Holding on to the legacy

Preserving the heritage of hand-painted and hand-embroidered sarees stands as a crucial endeavor, ensuring the longevity of these age-old traditions. Artisans and organizations committed to upholding traditional craftsmanship work tirelessly to provide support and platforms for these artists to showcase their skills.

The demand for hand-painted and hand-embroidered sarees continues to surge, not only within India but also among the Indian diaspora and a global audience. Consequently, these art forms are evolving to align with the evolving tastes of contemporary consumers while staying rooted in their rich traditions.
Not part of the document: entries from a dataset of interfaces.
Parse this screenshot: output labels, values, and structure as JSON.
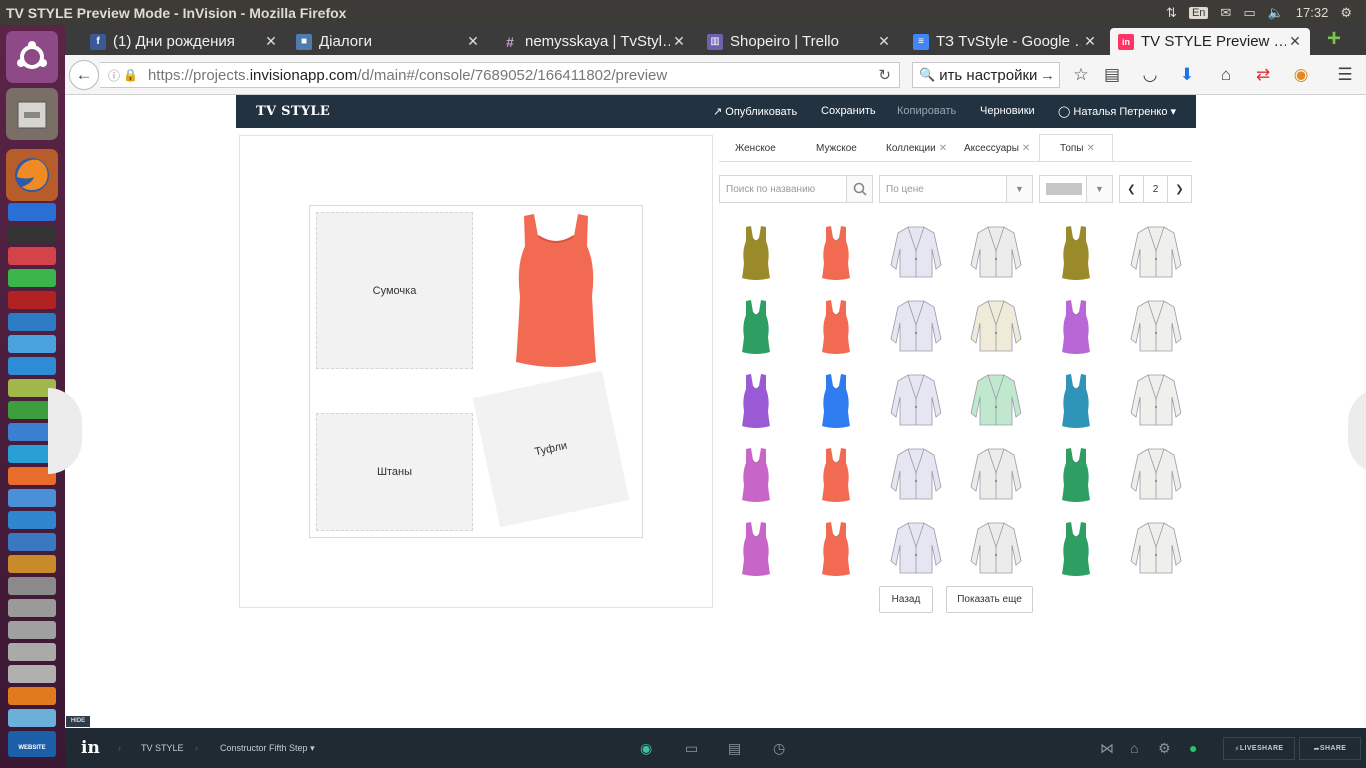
{
  "os": {
    "window_title": "TV STYLE Preview Mode - InVision - Mozilla Firefox",
    "keyboard_layout": "En",
    "clock": "17:32"
  },
  "launcher": {
    "icons": [
      "ubuntu-dash-icon",
      "files-icon",
      "firefox-icon",
      "webstorm-icon",
      "terminal-icon",
      "filezilla-icon",
      "libreoffice-icon",
      "software-center-icon",
      "website-copier-icon"
    ],
    "bottom_label": "WEBSITE COPIER"
  },
  "browser": {
    "tabs": [
      {
        "label": "(1) Дни рождения",
        "icon": "facebook-icon",
        "color": "#3b5998",
        "glyph": "f"
      },
      {
        "label": "Діалоги",
        "icon": "chat-icon",
        "color": "#4f7cae",
        "glyph": "■"
      },
      {
        "label": "nemysskaya | TvStyl…",
        "icon": "slack-icon",
        "color": "#6b4a6b",
        "glyph": "#"
      },
      {
        "label": "Shopeiro | Trello",
        "icon": "trello-icon",
        "color": "#7060b0",
        "glyph": "▥"
      },
      {
        "label": "ТЗ TvStyle - Google …",
        "icon": "google-docs-icon",
        "color": "#4285f4",
        "glyph": "≡"
      },
      {
        "label": "TV STYLE Preview …",
        "icon": "invision-icon",
        "color": "#ff3366",
        "glyph": "in"
      }
    ],
    "url_prefix": "https://projects.",
    "url_host": "invisionapp.com",
    "url_path": "/d/main#/console/7689052/166411802/preview",
    "search_value": "ить настройки"
  },
  "app": {
    "logo": "TV STYLE",
    "header": {
      "publish": "Опубликовать",
      "save": "Сохранить",
      "copy": "Копировать",
      "drafts": "Черновики",
      "user": "Наталья Петренко"
    },
    "slots": {
      "bag": "Сумочка",
      "pants": "Штаны",
      "shoes": "Туфли"
    },
    "categories": [
      {
        "label": "Женское",
        "closable": false
      },
      {
        "label": "Мужское",
        "closable": false
      },
      {
        "label": "Коллекции",
        "closable": true
      },
      {
        "label": "Аксессуары",
        "closable": true
      },
      {
        "label": "Топы",
        "closable": true
      }
    ],
    "filters": {
      "search_placeholder": "Поиск по названию",
      "price_placeholder": "По цене",
      "color_value": "#c6c6c6"
    },
    "pager": {
      "page": "2"
    },
    "grid": [
      [
        {
          "type": "tank",
          "color": "#9a8a2a"
        },
        {
          "type": "tank",
          "color": "#f26a52"
        },
        {
          "type": "blazer",
          "color": "#e6e6f2"
        },
        {
          "type": "blazer",
          "color": "#ececea"
        },
        {
          "type": "tank",
          "color": "#9a8a2a"
        },
        {
          "type": "blazer",
          "color": "#efefec"
        }
      ],
      [
        {
          "type": "tank",
          "color": "#2f9e62"
        },
        {
          "type": "tank",
          "color": "#f26a52"
        },
        {
          "type": "blazer",
          "color": "#e6e6f2"
        },
        {
          "type": "blazer",
          "color": "#f0ead8"
        },
        {
          "type": "tank",
          "color": "#b768d6"
        },
        {
          "type": "blazer",
          "color": "#efefec"
        }
      ],
      [
        {
          "type": "tank",
          "color": "#9a5ad6"
        },
        {
          "type": "tank",
          "color": "#2f7cf0"
        },
        {
          "type": "blazer",
          "color": "#e6e6f2"
        },
        {
          "type": "blazer",
          "color": "#bfe8cf"
        },
        {
          "type": "tank",
          "color": "#2f95b8"
        },
        {
          "type": "blazer",
          "color": "#efefec"
        }
      ],
      [
        {
          "type": "tank",
          "color": "#c865c8"
        },
        {
          "type": "tank",
          "color": "#f26a52"
        },
        {
          "type": "blazer",
          "color": "#e6e6f2"
        },
        {
          "type": "blazer",
          "color": "#ececea"
        },
        {
          "type": "tank",
          "color": "#2f9e62"
        },
        {
          "type": "blazer",
          "color": "#efefec"
        }
      ],
      [
        {
          "type": "tank",
          "color": "#c865c8"
        },
        {
          "type": "tank",
          "color": "#f26a52"
        },
        {
          "type": "blazer",
          "color": "#e6e6f2"
        },
        {
          "type": "blazer",
          "color": "#ececea"
        },
        {
          "type": "tank",
          "color": "#2f9e62"
        },
        {
          "type": "blazer",
          "color": "#efefec"
        }
      ]
    ],
    "featured_item_color": "#f26a52",
    "back_button": "Назад",
    "more_button": "Показать еще"
  },
  "invision_bar": {
    "hide_label": "HIDE",
    "project": "TV STYLE",
    "screen": "Constructor Fifth Step",
    "liveshare": "LIVESHARE",
    "share": "SHARE"
  }
}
In summary, hand-painted and hand-embroidered sarees transcend their status as mere garments; they are a celebration of India's artistic and cultural legacy. Each saree is a unique masterpiece, a canvas narrating a tale, and a reflection of the talent and unwavering commitment of the artisans behind their creations. As these art forms adapt to the modern era, they continue to captivate and inspire, reaffirming that the saree indeed remains a canvas for timeless artistry.